In the data below, how many lines include the word "kind"? Give only the number.

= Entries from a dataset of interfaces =

-- -- --

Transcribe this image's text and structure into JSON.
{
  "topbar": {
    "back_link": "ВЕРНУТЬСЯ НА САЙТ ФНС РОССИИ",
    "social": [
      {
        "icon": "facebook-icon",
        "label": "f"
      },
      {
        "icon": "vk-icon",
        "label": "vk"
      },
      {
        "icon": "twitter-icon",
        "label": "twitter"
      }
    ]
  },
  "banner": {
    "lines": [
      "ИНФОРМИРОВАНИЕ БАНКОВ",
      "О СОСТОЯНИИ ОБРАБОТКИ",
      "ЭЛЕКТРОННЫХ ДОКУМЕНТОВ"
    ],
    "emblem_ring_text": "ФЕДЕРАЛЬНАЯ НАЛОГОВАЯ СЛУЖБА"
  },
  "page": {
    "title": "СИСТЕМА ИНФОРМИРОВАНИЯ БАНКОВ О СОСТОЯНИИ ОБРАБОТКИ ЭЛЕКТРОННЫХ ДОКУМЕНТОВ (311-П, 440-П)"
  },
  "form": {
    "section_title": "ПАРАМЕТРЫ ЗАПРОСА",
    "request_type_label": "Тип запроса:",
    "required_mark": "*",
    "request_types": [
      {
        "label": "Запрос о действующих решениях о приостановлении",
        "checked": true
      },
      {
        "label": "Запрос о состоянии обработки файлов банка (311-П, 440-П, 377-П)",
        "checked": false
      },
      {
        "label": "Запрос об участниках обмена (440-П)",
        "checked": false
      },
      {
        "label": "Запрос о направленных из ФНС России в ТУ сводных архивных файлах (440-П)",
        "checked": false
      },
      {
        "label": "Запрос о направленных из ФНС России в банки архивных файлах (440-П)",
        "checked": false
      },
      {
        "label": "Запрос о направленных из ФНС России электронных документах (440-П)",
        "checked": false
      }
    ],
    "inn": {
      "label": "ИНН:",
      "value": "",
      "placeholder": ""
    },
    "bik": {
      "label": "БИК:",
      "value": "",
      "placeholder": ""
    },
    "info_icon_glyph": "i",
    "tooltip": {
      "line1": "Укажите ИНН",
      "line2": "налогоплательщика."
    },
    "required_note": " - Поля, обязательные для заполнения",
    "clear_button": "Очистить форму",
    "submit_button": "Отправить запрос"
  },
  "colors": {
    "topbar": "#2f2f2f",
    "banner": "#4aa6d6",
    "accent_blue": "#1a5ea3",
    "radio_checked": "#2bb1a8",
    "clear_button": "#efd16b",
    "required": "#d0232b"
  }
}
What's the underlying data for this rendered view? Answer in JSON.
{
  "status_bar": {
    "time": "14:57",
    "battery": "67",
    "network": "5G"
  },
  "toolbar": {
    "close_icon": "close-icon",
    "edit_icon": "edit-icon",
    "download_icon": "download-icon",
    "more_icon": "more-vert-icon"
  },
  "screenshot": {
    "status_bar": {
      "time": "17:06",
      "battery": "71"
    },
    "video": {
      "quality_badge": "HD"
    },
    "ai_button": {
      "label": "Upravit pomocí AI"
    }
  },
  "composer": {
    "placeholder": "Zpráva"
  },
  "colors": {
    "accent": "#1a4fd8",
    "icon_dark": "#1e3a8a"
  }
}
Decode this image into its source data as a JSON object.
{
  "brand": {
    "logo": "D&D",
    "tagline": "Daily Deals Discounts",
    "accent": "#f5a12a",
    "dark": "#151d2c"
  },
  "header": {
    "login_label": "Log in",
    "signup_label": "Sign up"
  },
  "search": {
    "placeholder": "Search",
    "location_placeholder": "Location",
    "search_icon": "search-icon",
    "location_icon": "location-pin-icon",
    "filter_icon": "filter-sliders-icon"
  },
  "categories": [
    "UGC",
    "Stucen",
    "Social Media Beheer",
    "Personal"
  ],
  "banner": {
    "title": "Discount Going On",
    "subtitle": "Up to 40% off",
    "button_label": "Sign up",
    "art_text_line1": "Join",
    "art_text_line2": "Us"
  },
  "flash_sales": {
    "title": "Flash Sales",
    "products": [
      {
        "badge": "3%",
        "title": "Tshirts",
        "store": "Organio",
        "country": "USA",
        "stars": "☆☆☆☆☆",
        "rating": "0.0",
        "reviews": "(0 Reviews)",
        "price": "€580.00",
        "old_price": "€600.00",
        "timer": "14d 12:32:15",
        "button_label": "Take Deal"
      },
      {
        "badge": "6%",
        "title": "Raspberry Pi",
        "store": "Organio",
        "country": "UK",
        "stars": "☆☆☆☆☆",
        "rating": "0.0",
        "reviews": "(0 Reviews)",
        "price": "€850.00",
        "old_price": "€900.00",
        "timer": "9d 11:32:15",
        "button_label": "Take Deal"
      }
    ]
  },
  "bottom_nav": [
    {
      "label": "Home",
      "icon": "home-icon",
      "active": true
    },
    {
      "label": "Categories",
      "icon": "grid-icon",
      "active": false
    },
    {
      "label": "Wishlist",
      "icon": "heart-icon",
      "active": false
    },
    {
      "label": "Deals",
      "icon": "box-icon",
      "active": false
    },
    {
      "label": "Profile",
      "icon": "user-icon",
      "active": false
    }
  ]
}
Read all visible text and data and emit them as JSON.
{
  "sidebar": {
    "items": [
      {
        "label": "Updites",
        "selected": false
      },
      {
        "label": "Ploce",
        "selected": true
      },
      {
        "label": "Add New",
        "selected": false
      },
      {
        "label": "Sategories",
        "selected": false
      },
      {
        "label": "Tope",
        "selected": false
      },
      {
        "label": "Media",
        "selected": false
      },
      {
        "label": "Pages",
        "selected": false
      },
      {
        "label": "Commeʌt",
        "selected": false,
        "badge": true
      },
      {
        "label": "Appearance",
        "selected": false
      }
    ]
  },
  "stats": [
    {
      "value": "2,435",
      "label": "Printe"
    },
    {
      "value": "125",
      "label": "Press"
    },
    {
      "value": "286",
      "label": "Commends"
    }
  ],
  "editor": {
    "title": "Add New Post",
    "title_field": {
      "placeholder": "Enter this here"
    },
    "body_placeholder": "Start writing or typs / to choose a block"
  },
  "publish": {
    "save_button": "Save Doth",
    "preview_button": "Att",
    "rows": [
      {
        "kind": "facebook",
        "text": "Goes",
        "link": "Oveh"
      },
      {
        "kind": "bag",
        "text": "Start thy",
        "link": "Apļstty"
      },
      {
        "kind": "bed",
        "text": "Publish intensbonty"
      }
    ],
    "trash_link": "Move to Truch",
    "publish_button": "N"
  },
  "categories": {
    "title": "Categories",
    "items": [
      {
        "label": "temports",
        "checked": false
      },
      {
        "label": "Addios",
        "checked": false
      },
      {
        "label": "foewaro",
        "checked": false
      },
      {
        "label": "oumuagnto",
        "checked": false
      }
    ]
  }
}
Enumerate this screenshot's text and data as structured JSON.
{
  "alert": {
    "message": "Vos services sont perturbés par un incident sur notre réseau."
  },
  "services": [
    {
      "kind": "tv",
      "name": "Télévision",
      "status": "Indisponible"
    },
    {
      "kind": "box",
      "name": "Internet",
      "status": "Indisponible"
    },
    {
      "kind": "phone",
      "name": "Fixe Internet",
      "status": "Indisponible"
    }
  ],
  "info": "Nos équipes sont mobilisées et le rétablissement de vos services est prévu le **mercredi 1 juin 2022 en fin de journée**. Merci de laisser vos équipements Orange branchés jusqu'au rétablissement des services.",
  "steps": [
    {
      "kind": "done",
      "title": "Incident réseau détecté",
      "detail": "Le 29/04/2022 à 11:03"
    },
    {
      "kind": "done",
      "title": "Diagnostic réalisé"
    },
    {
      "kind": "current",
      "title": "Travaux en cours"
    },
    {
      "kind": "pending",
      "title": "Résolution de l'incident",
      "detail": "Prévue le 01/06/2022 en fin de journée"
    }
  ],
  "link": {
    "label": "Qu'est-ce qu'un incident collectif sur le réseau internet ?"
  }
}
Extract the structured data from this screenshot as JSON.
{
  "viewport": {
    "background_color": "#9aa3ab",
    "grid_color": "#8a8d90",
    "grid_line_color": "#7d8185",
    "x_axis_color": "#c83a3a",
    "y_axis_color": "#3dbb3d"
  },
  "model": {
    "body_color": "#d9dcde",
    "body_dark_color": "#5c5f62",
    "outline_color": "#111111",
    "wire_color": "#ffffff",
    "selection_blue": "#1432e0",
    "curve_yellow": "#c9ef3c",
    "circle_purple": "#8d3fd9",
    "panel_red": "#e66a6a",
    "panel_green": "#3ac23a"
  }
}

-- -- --

= Exercise response =
10